Imagine explaining New York City to a child who has lived in a small, rural community. You could talk about the way that sky-scrapers are like two-story houses, but even taller. You could talk about how the streets are busy — kind of like Walmart at Christmastime. These comparisons can be a good start, but they can only take the student so far. Obviously, to really understand NYC, the child would need to visit. But, the next best thing is to show dynamic, accurate visual or artistic representations. These representations can inform and fuel an accurate imagination.
Imagination is often thought of as a place to dream up fantasy worlds and make-believe. However, an informed, accurate imagination is a tool that can envision the real world and what we should truly believe.
The classic tools that we use to help students with imagination include pictures, maps, and graphs. But here are three other types of tools that you can use in your class to fuel and shape healthy imaginations.
Well-Done Christian Documentaries

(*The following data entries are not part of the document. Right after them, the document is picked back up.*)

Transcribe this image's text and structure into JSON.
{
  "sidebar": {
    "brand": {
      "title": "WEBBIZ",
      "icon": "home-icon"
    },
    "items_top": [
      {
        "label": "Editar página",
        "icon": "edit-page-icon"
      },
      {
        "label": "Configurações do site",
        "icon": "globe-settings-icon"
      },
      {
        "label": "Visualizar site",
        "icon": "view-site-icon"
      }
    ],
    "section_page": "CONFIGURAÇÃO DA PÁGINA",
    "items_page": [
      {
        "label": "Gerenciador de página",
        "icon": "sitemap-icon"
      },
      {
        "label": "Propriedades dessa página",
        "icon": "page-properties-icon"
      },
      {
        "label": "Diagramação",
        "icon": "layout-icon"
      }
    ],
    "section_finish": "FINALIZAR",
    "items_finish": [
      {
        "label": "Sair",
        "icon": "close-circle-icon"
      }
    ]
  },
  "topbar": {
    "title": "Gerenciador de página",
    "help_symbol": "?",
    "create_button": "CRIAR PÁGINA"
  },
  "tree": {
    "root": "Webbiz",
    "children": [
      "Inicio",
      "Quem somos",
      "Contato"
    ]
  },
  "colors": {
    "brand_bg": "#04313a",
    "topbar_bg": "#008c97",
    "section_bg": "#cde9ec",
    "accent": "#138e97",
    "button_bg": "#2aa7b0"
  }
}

Sadly, there are some Christian media projects that are not excellent in content or quality, but there are others that are fantastic. Be on the lookout for those that are really good. I’m currently intrigued by this preview of The Riot and the Dance: Water, in which Dr. Gordon Wilson states, “One Artist invented water. He invented every liquid habitat and ecosystem that has ever existed. And He fills every inch with life, with death, and with perpetual renewal.” This is the kind of resource that we need to invite into our classrooms.
These are visualizations of reality. They can help us see the truth about how things relate to us and each other. These kinds of images can help information “click” in our students’ minds. Here is an example about the languages spoken in the world. There are many ways that this could be used in relation to biblical integration. Can you think of any?
Over the past summer, I was able to read a biography of former Supreme Court Justice Antonin Scalia. There was a great deal of content about how his faith shaped his decision-making in every stage of life. Faithful, historical-figures like William Wilberforce, Hannah More, and Isaac Milner are worth exploring. These three Christians were contemporaries and made massive impacts in their fields — Wilberforce in government, More in literature and education, and Milner in mathematics. They are examples for us and our students. Thankfully, numerous biographies about Christian thinkers and leaders are written for all reading-levels. These should be used regularly and freely.
These three types of resources can fuel accurate, godly imaginations. We might not be able to take them all to New York City, but we can make the idea of of NYC come to life in accurate, engaging ways. Let’s do more than tell our students about God’s integrated world; let’s show them.